Wednesday, March 04, 2015





February 19th, "CENTCOM whispers about an upcoming assault on Mosul which may involve US troops."  That's when an official with CENTCOM spoke on 'background' with the US press about the then-planned upcoming attack on Mosul which has been held by the Islamic State (also known as ISIS and ISIL) since June.  As we noted then:

This was not a private conversation.
It was a background briefing. 
Here's how that works, the Pentagon is the john insisting on his fantasies being played out and the press are the whores working to make the fantasy come true.

While we emphasized the aspect that US troops would be utilized -- despite US President Barack Obama insisting last June that US troops would not be sent back into Iraq to be ground troops in combat -- most went with the official declaring the assault would begin in March, April or May . . .

This has resulted in a large amount of criticisms.

Strangely, Barack hasn't been asked about it.

Strangely, he's not offered an opinion.

For once in his time as President, Mr. Know It All hasn't had an opinion to share -- this from the man who's weighed in on everything from reality TV to Kanye West.

At today's Senate Armed Services Committee hearing, the background briefing to the press was raised and the new Secretary of Defense Ash Carter labeled the briefing an error and a mistake.

Senator Tom Cotton: I have to go back to something that we were discussing a few series ago about the leak of our plans to Mosul.  I believe, Secretary Carter, you said you were looking into it.  I know General Dempsey that you said you were looking into it.  I-I-I don't understand what would take so long to get to the bottom of. I mean, this was not a leak.  I mean it was a planned conference call with members of the media, if I understand the reporting correctly.  Do I misunderstand something here?
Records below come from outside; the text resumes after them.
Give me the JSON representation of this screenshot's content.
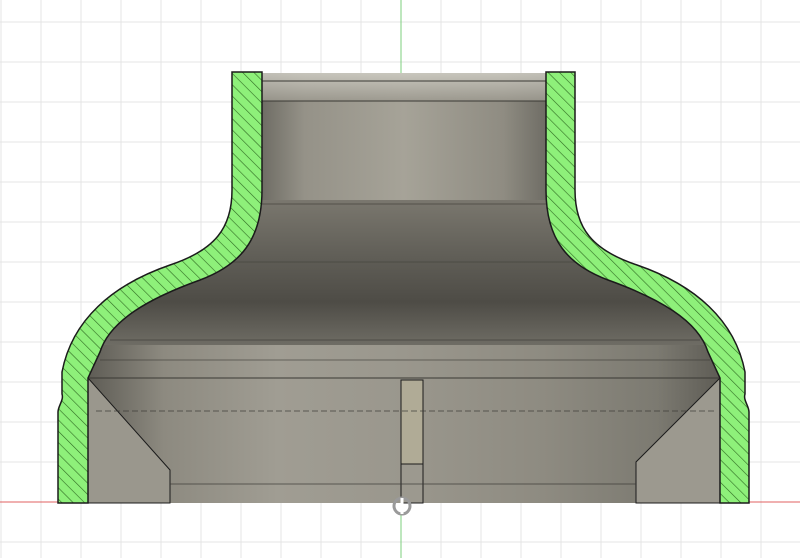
{
  "viewport": {
    "background": "#ffffff",
    "grid_color": "#e4e4e4",
    "axis_vertical_color": "#7ecf7e",
    "axis_horizontal_color": "#e06060"
  },
  "model": {
    "section_fill": "#8ef07a",
    "hatch_color": "#2f6b22",
    "outline_color": "#1b1b1b",
    "body_color": "#8b887e",
    "highlight_color": "#c8c6bd",
    "shadow_color": "#4d4b45"
  },
  "origin_marker": {
    "icon": "origin-pivot-icon",
    "color": "#9a9a9a"
  }
}
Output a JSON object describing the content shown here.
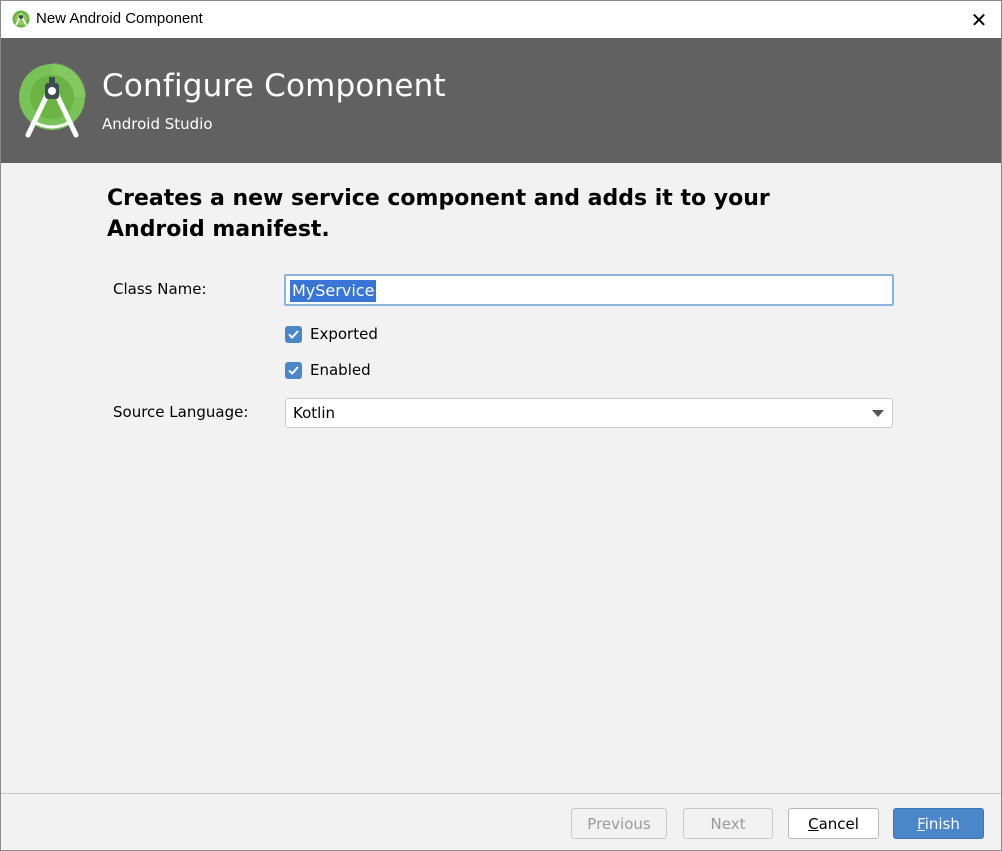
{
  "window": {
    "title": "New Android Component",
    "icon": "android-studio-icon",
    "close_glyph": "✕"
  },
  "header": {
    "title": "Configure Component",
    "subtitle": "Android Studio",
    "logo": "android-studio-logo",
    "background": "#616161"
  },
  "description": "Creates a new service component and adds it to your Android manifest.",
  "form": {
    "class_name_label": "Class Name:",
    "class_name_value": "MyService",
    "exported_label": "Exported",
    "exported_checked": true,
    "enabled_label": "Enabled",
    "enabled_checked": true,
    "source_language_label": "Source Language:",
    "source_language_value": "Kotlin"
  },
  "buttons": {
    "previous": "Previous",
    "next": "Next",
    "cancel_mnemonic": "C",
    "cancel_rest": "ancel",
    "finish_mnemonic": "F",
    "finish_rest": "inish"
  },
  "colors": {
    "accent": "#4a86c8",
    "selection": "#3875d7"
  }
}
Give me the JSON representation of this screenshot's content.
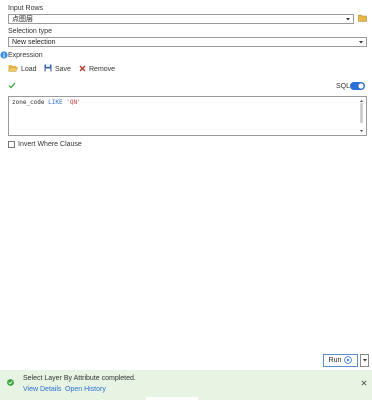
{
  "input_rows": {
    "label": "Input Rows",
    "value": "点图层"
  },
  "selection_type": {
    "label": "Selection type",
    "value": "New selection"
  },
  "expression": {
    "label": "Expression",
    "toolbar": {
      "load": "Load",
      "save": "Save",
      "remove": "Remove"
    },
    "sql_label": "SQL",
    "sql_enabled": true,
    "code": {
      "field": "zone_code",
      "operator": "LIKE",
      "value": "'QN'"
    }
  },
  "invert_where": {
    "label": "Invert Where Clause",
    "checked": false
  },
  "run_button": {
    "label": "Run"
  },
  "status": {
    "message": "Select Layer By Attribute completed.",
    "view_details": "View Details",
    "open_history": "Open History"
  },
  "colors": {
    "accent": "#2d6fd6",
    "success": "#3aa53a",
    "status_bg": "#e7f4e4",
    "remove_red": "#c0392b"
  }
}
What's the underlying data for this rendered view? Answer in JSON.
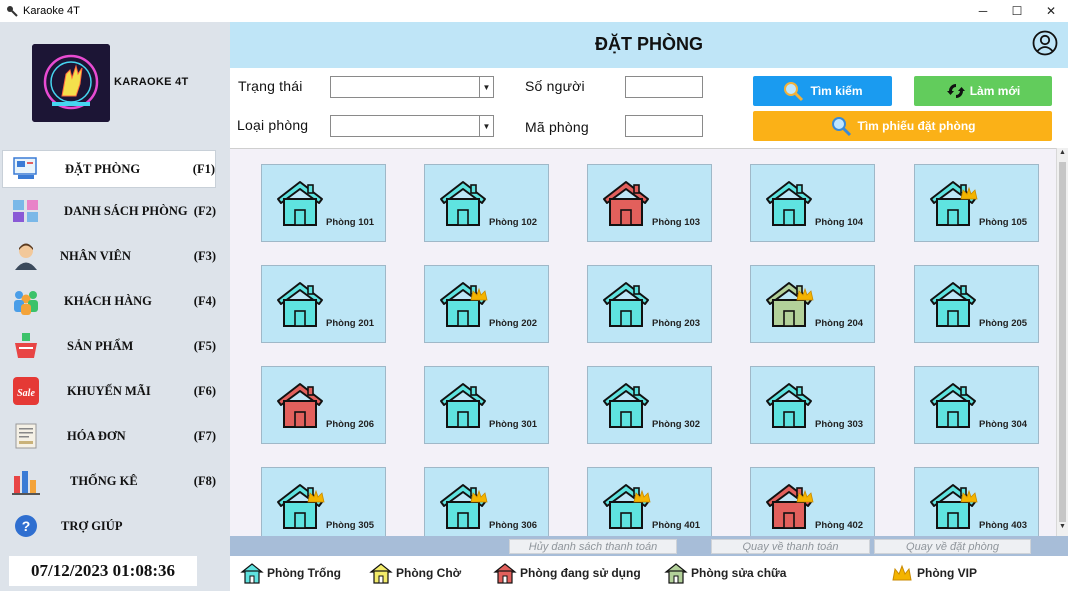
{
  "window": {
    "title": "Karaoke 4T",
    "minimize": "─",
    "maximize": "☐",
    "close": "✕"
  },
  "brand": {
    "name": "KARAOKE 4T"
  },
  "menu": [
    {
      "label": "ĐẶT PHÒNG",
      "key": "(F1)",
      "icon": "booking-icon"
    },
    {
      "label": "DANH SÁCH PHÒNG",
      "key": "(F2)",
      "icon": "room-list-icon"
    },
    {
      "label": "NHÂN VIÊN",
      "key": "(F3)",
      "icon": "employee-icon"
    },
    {
      "label": "KHÁCH HÀNG",
      "key": "(F4)",
      "icon": "customers-icon"
    },
    {
      "label": "SẢN PHẨM",
      "key": "(F5)",
      "icon": "product-basket-icon"
    },
    {
      "label": "KHUYẾN MÃI",
      "key": "(F6)",
      "icon": "sale-icon"
    },
    {
      "label": "HÓA ĐƠN",
      "key": "(F7)",
      "icon": "invoice-icon"
    },
    {
      "label": "THỐNG KÊ",
      "key": "(F8)",
      "icon": "statistics-icon"
    },
    {
      "label": "TRỢ GIÚP",
      "key": "",
      "icon": "help-icon"
    }
  ],
  "clock": "07/12/2023 01:08:36",
  "page_title": "ĐẶT PHÒNG",
  "filters": {
    "status_label": "Trạng thái",
    "status_value": "",
    "type_label": "Loại phòng",
    "type_value": "",
    "people_label": "Số người",
    "people_value": "",
    "room_code_label": "Mã phòng",
    "room_code_value": ""
  },
  "buttons": {
    "search": "Tìm kiếm",
    "refresh": "Làm mới",
    "find_booking": "Tìm phiếu đặt phòng"
  },
  "rooms": [
    {
      "label": "Phòng 101",
      "status": "available",
      "vip": false
    },
    {
      "label": "Phòng 102",
      "status": "available",
      "vip": false
    },
    {
      "label": "Phòng 103",
      "status": "in-use",
      "vip": false
    },
    {
      "label": "Phòng 104",
      "status": "available",
      "vip": false
    },
    {
      "label": "Phòng 105",
      "status": "available",
      "vip": true
    },
    {
      "label": "Phòng 201",
      "status": "available",
      "vip": false
    },
    {
      "label": "Phòng 202",
      "status": "available",
      "vip": true
    },
    {
      "label": "Phòng 203",
      "status": "available",
      "vip": false
    },
    {
      "label": "Phòng 204",
      "status": "repair",
      "vip": true
    },
    {
      "label": "Phòng 205",
      "status": "available",
      "vip": false
    },
    {
      "label": "Phòng 206",
      "status": "in-use",
      "vip": false
    },
    {
      "label": "Phòng 301",
      "status": "available",
      "vip": false
    },
    {
      "label": "Phòng 302",
      "status": "available",
      "vip": false
    },
    {
      "label": "Phòng 303",
      "status": "available",
      "vip": false
    },
    {
      "label": "Phòng 304",
      "status": "available",
      "vip": false
    },
    {
      "label": "Phòng 305",
      "status": "available",
      "vip": true
    },
    {
      "label": "Phòng 306",
      "status": "available",
      "vip": true
    },
    {
      "label": "Phòng 401",
      "status": "available",
      "vip": true
    },
    {
      "label": "Phòng 402",
      "status": "in-use",
      "vip": true
    },
    {
      "label": "Phòng 403",
      "status": "available",
      "vip": true
    }
  ],
  "actions": {
    "cancel_payment_list": "Hủy danh sách thanh toán",
    "back_to_payment": "Quay về thanh toán",
    "back_to_booking": "Quay về đặt phòng"
  },
  "legend": {
    "available": "Phòng Trống",
    "waiting": "Phòng Chờ",
    "in_use": "Phòng đang sử dụng",
    "repair": "Phòng sửa chữa",
    "vip": "Phòng VIP"
  },
  "colors": {
    "available": "#5fe3e0",
    "waiting": "#f3ec6a",
    "in_use": "#e2605c",
    "repair": "#b3d19a",
    "vip": "#f4b400",
    "search_button": "#1a9bf0",
    "refresh_button": "#62cc5c",
    "find_booking_button": "#fbb117",
    "header": "#bfe5f7",
    "room_tile": "#bde6f6"
  }
}
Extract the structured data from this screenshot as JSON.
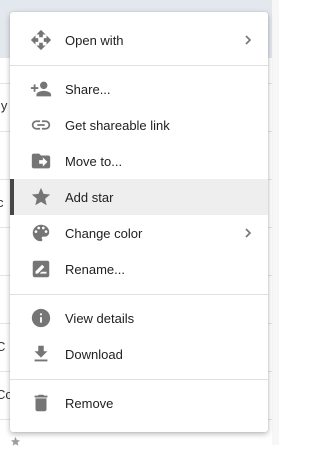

Secretary Ash Carter: No, that's my understanding as well.  And I just say two things about this whole incident.  The first is, Senator, that when a-a-a operation is mounted against Mosul or anywhere else, uh, it needs to be a success and it needs to be Iraqi-led and supported by us and it needs to be successful.  And that -- It's a little bit like the conditions-based point that Senator --

Senator Tom Cotton:  Mr. Secretary, I agree fully.  I agree fully.  I don't -- I don't understand why announcing any timeline would have contributed to any idea it would have been a success nor do I understand why it would take so long to understand why an organized conference call with the media was held. 

Secretary Ash Carter: I'll say something about that and let the Chairman who's also spoken about that to General [Lloyd] Austin [CENTCOM Commander] about that.  That clearly was not neither accurate information nor had it been accurate would it have been information that should be blurted out to the press.  So it's wrong on both fronts -- on both scores.  And the only thing I'll say is that we try as aaaaaaaaaaaa [he stretched "a" out and we're noting it that way to capture it correctly] -- as the Department of Defense  of  a democracy to be as open as we can.  So there are lots of people out there talking all the time about what we're doing and every once in a while somebody gets out in front of their skis but I also even as we make sure that this particular incident doesn't happen again, uhm, I-I-I think that it's important that we be open as a Department -- not with military secrets and not with war plans -- which is the mistake made in this case -- but we do try to keep the country informed about what we're doing. It's about protecting them, it is a democracy, and so openess is important but it has to have limits when it comes to security matters and those limits obviously weren't respected in this case.

Robert Burns (AP) observes, "The episode is remarkable in at least two respects. It was unusual for the U.S. military to disclose in advance the expected timing of an offensive as well as details about the makeup of the Iraqi force that would undertake it. And it was curious that a secretary of defense would wait nearly two weeks after such a briefing to denounce it publicly for having spilled military secrets."

If the briefing was wrong, maybe it's equally wrong to inaccurately portray Carter's remarks.  This outlet did just that.  Above is what was said.

If you're going to put words in between quotation marks, you need to make sure they're accurate.  And while mishearing a word or two is always possible for anyone, recreating and restructuring public remarks is not reporting.

With the Secretary of Defense now calling out the briefing, it's probably past time that the White House was asked for a formal comment.

RECOMMENDED: "Iraq snapshot"